Ginga Tetsudou no YoruJuly 15, 2009
Night on the Galactic Railroad
Ever since I watched Spring and Chaos, I wanted to see another animated film based on Kenji Miyazawa’s famous story. 銀河鉄道の夜 was recognized by the Ministry of Education in Japan and inspired Leiji Matsumoto to create Ginga Tetsudo 999
Kenji Miyazawa (宮沢 賢治, 27 August 1896 – 21 September 1933) was a poet, writer, teacher, Buddhist, vegetarian, and a social activist in early Shōwa period.
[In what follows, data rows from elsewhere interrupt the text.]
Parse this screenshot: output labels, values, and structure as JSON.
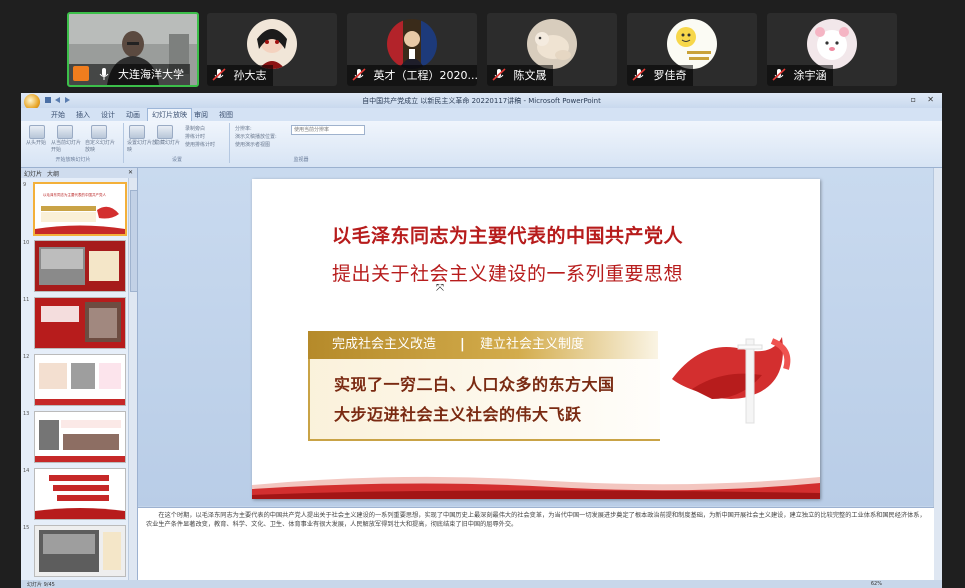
{
  "participants": [
    {
      "name": "大连海洋大学",
      "host": true,
      "muted": false
    },
    {
      "name": "孙大志",
      "host": false,
      "muted": true
    },
    {
      "name": "英才（工程）2020...",
      "host": false,
      "muted": true
    },
    {
      "name": "陈文晟",
      "host": false,
      "muted": true
    },
    {
      "name": "罗佳奇",
      "host": false,
      "muted": true
    },
    {
      "name": "涂宇涵",
      "host": false,
      "muted": true
    }
  ],
  "ppt": {
    "window_title": "自中国共产党成立 以新民主义革命 20220117讲稿 - Microsoft PowerPoint",
    "tabs": [
      "开始",
      "插入",
      "设计",
      "动画",
      "幻灯片放映",
      "审阅",
      "视图"
    ],
    "active_tab": "幻灯片放映",
    "ribbon": {
      "group1_label": "开始放映幻灯片",
      "group2_label": "设置",
      "group3_label": "监视器",
      "btn_from_start": "从头开始",
      "btn_from_current": "从当前幻灯片开始",
      "btn_custom": "自定义幻灯片放映",
      "btn_setup": "设置幻灯片放映",
      "btn_hide": "隐藏幻灯片",
      "opt_record": "录制旁白",
      "opt_rehearse": "排练计时",
      "opt_timings": "使用排练计时",
      "opt_resolution": "分辨率:",
      "opt_show_on": "演示文稿播放位置:",
      "opt_presenter": "使用演示者视图",
      "dropdown_value": "使用当前分辨率"
    },
    "left_tabs": [
      "幻灯片",
      "大纲"
    ],
    "slide_numbers": [
      "9",
      "10",
      "11",
      "12",
      "13",
      "14",
      "15"
    ],
    "status_left": "幻灯片 9/45",
    "zoom": "62%"
  },
  "slide": {
    "title1": "以毛泽东同志为主要代表的中国共产党人",
    "title2": "提出关于社会主义建设的一系列重要思想",
    "tag1": "完成社会主义改造",
    "tag_sep": "|",
    "tag2": "建立社会主义制度",
    "line1": "实现了一穷二白、人口众多的东方大国",
    "line2": "大步迈进社会主义社会的伟大飞跃"
  },
  "notes_text": "在这个时期，以毛泽东同志为主要代表的中国共产党人提出关于社会主义建设的一系列重要思想，实现了中国历史上最深刻最伟大的社会变革，为当代中国一切发展进步奠定了根本政治前提和制度基础，为新中国开展社会主义建设，建立独立的比较完整的工业体系和国民经济体系，农业生产条件显著改变，教育、科学、文化、卫生、体育事业有很大发展，人民解放军得到壮大和提高，彻底结束了旧中国的屈辱外交。",
  "colors": {
    "accent_red": "#b71c1c",
    "gold": "#c9a346",
    "active_border": "#3cbf4a"
  }
}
Night on the Galactic Railroad is one of his well-known stories.
After Kenji’s most beloved sister Toshi died in 1922, Kenji, in sorrow, went on a railroad trip to Sakhalin. He started working on this novel soon afterwards in 1924, and this trip is said to be the basis of the story.
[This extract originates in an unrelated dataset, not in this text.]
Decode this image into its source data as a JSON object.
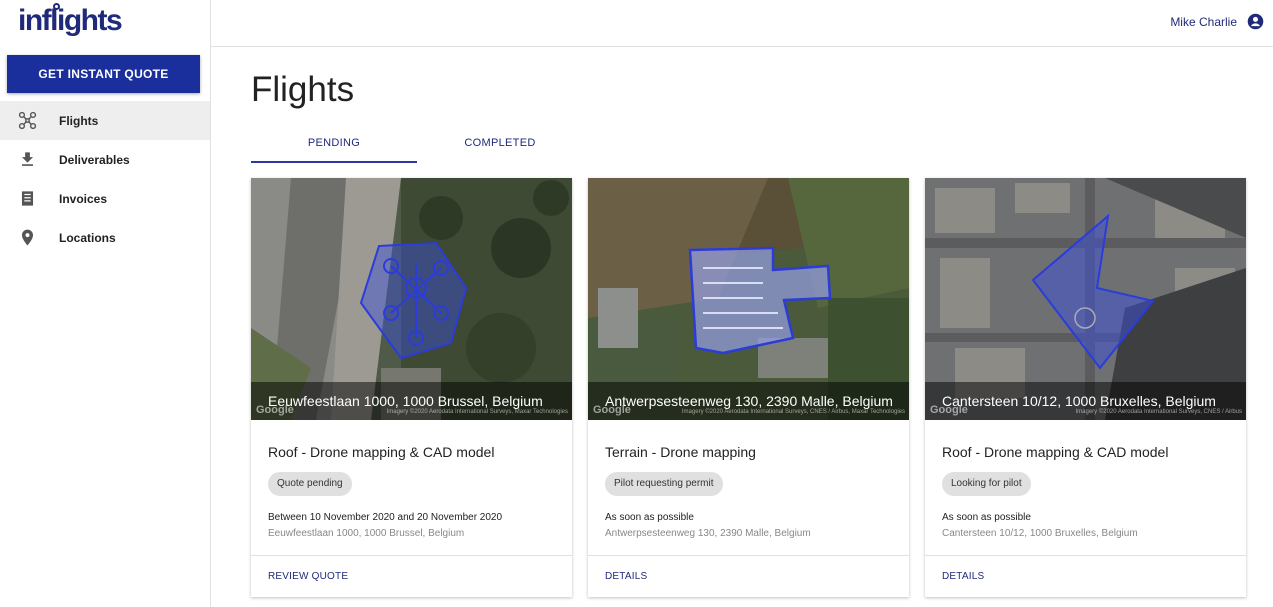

Plot Summary: On the night of a festival, Giovanni embarks a train that takes him across the Milky Way. Joining him in this trip is his friend Campanella. Together they meet peculiar passengers as they travel to an uncertain destination.
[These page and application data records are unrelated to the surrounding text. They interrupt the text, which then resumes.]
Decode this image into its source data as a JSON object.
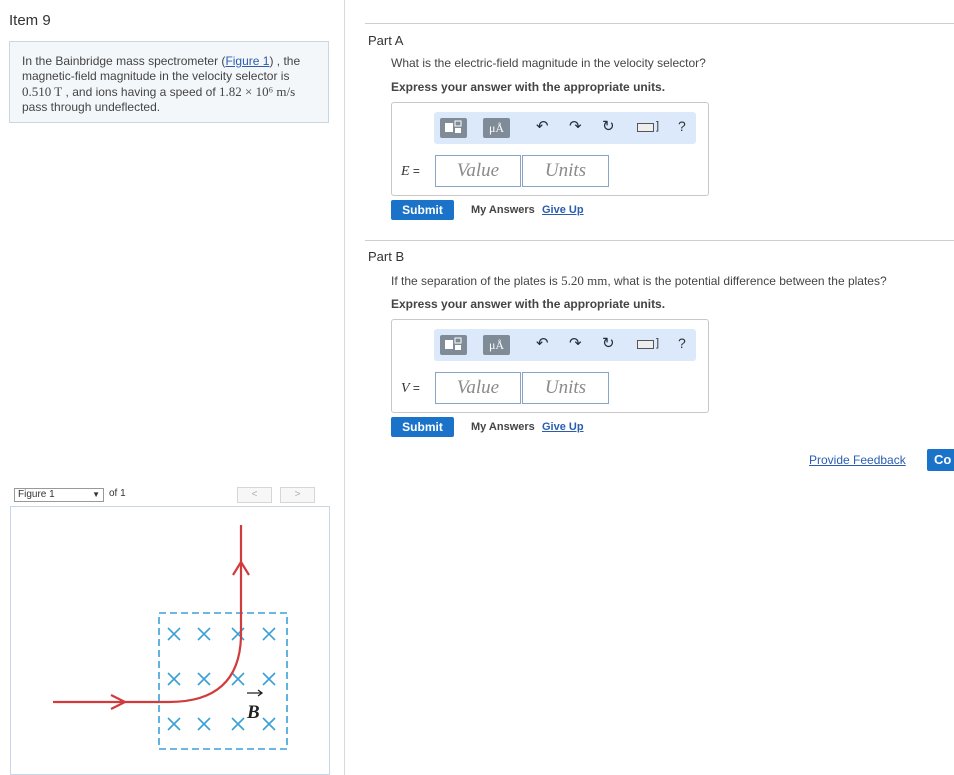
{
  "item": {
    "title": "Item 9"
  },
  "problem": {
    "text_1": "In the Bainbridge mass spectrometer (",
    "figure_link": "Figure 1",
    "text_2": ") , the magnetic-field magnitude in the velocity selector is ",
    "b_value": "0.510 T",
    "text_3": " , and ions having a speed of ",
    "speed_value": "1.82 × 10⁶ m/s",
    "text_4": " pass through undeflected."
  },
  "figure": {
    "select_label": "Figure 1",
    "of_label": "of 1",
    "prev": "<",
    "next": ">",
    "b_label": "B"
  },
  "parts": {
    "a": {
      "title": "Part A",
      "question": "What is the electric-field magnitude in the velocity selector?",
      "express": "Express your answer with the appropriate units.",
      "variable": "E",
      "eq": " =",
      "value_placeholder": "Value",
      "units_placeholder": "Units",
      "submit": "Submit",
      "my_answers": "My Answers",
      "give_up": "Give Up"
    },
    "b": {
      "title": "Part B",
      "question_1": "If the separation of the plates is ",
      "separation": "5.20 mm",
      "question_2": ", what is the potential difference between the plates?",
      "express": "Express your answer with the appropriate units.",
      "variable": "V",
      "eq": " =",
      "value_placeholder": "Value",
      "units_placeholder": "Units",
      "submit": "Submit",
      "my_answers": "My Answers",
      "give_up": "Give Up"
    }
  },
  "toolbar": {
    "units_icon_text": "μÅ",
    "undo": "↶",
    "redo": "↷",
    "reset": "↻",
    "bracket": "]",
    "help": "?"
  },
  "footer": {
    "provide_feedback": "Provide Feedback",
    "continue": "Co"
  },
  "colors": {
    "accent": "#1a73c9",
    "link": "#2a5db0",
    "ion_path": "#d13b3b",
    "field_region": "#3aa0d8",
    "toolbar_bg": "#dbe9fa"
  }
}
Director: Gisaburô Sugii
Running time: 105 minutes
Some of the major themes of the story are self-sacrifice, compassion, death, and search for happiness.
One of the most interesting aspects of the film is the contrast of religions. While most cats and humans leave the train to enter heaven, the protagonists continue their journey to the center of the galaxy.
Sound and music are utilized very well to create mysterious atmosphere. Also silent exchanges of expressions with relatively scarce dialog, focus on symbolic objects, and subtle camera movements are especially pleasant to watch.
Japanese digital artist Kagaya Yutaka released a DVD in 2007 with an animated feature also called 銀河鉄道の夜 (a.k.a. The Celestial Railroad or Fantasy Railroad in the Stars). Kuwashima Houko narrated the story. Thanks to Gaguri for posting about this new work
Utada Hikaru’s song Take 5 was inspired by Miyazawa’s story